Legislation that would require women undergoing abortions to first receive ultrasounds has become an issue in the state's attorney general race, despite the fact that the bill is currently stalled in the House.
Even though the measure is far from being law, Democratic candidates are still using the issue to help define their candidacy. Kathleen Kane and Patrick Murphy were both quick to denounce the bill as unconstitutional. Kane, a former prosecutor of Lackawanna County and Murphy's Democratic opponent, says there's no great gulf between them.
"I don't understand why Democrats, two Democrats who, by his own words, who oppose this bill are even arguing about it," Kane said. "We both oppose the bill. We both agree that it is unconstitutional. Neither one of us will enforce it."
But Murphy, an ex-Congressman from Bucks County, argues the bill is unconstitutional, and says his basis for saying so distinguishes him from his opponent.
"So you have to fight against it, not just say you don't support it, but say that you would fight it every step of the way," Murphy said.
In a move to keep the issue alive, the Democratic Party of Pennsylvania has since called on the Republican running for attorney general, Dave Freed, to take a stance on the legislative proposal to make pre-abortion ultrasounds mandatory. Freed, the Cumberland County district attorney, says he's not ruling out a debate on the mandatory ultrasound bill at some point further down the road, but he's not going to take a stand on it just because the Democratic Party calls on him to do so.
"That's playing politics with this issue. This idea of 'I call on you to denounce this, or denounce that, or do this, or do that,'" Freed said.
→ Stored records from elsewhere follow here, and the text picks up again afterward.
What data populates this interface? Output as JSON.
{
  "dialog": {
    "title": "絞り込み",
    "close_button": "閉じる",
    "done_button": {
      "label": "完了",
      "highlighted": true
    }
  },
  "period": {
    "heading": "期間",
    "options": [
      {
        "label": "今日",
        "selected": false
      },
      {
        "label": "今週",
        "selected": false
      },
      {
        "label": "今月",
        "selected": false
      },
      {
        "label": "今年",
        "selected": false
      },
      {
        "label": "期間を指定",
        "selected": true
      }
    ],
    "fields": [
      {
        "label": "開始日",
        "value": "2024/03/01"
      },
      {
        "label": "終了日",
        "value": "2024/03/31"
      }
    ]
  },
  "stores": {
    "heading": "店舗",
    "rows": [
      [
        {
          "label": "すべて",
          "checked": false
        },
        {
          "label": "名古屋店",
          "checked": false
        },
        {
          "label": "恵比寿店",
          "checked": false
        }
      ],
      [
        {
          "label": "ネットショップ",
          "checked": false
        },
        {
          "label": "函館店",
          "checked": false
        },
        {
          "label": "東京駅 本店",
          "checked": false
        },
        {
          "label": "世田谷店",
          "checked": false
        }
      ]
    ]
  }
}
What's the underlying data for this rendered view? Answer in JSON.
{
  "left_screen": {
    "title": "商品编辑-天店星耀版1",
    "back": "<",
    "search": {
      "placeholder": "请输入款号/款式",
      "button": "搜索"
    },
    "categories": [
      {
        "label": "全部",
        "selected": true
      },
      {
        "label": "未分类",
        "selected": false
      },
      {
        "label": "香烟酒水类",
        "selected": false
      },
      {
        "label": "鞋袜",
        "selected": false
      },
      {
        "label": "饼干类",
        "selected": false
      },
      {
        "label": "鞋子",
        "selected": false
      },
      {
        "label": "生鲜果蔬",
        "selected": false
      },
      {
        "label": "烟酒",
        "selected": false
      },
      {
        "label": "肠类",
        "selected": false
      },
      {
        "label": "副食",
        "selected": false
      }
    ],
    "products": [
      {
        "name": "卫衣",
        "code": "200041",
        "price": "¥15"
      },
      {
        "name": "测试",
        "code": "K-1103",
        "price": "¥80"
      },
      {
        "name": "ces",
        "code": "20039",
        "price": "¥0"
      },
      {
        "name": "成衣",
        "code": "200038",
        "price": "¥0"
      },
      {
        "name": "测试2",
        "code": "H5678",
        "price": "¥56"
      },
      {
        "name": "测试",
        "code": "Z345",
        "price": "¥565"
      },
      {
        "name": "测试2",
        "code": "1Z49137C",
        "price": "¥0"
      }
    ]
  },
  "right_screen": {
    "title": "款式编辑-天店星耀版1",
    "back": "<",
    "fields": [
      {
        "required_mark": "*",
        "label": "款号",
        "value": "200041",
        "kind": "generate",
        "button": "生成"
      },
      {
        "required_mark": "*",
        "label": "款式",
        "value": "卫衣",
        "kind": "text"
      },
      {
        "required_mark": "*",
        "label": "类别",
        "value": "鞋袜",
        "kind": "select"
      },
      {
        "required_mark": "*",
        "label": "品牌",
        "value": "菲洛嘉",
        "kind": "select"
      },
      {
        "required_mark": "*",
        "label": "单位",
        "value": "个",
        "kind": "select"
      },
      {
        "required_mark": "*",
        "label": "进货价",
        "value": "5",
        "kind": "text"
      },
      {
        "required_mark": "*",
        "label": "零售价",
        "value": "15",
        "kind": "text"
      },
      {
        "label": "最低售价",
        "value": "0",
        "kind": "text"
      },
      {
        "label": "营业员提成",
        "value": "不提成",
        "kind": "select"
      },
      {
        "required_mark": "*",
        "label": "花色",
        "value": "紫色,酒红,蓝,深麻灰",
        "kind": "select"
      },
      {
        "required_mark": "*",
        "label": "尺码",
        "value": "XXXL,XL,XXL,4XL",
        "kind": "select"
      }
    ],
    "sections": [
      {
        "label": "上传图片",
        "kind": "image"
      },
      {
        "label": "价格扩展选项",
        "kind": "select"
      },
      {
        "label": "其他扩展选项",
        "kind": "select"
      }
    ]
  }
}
There is no sign the mandatory ultrasound bill will be scheduled for debate soon in the House.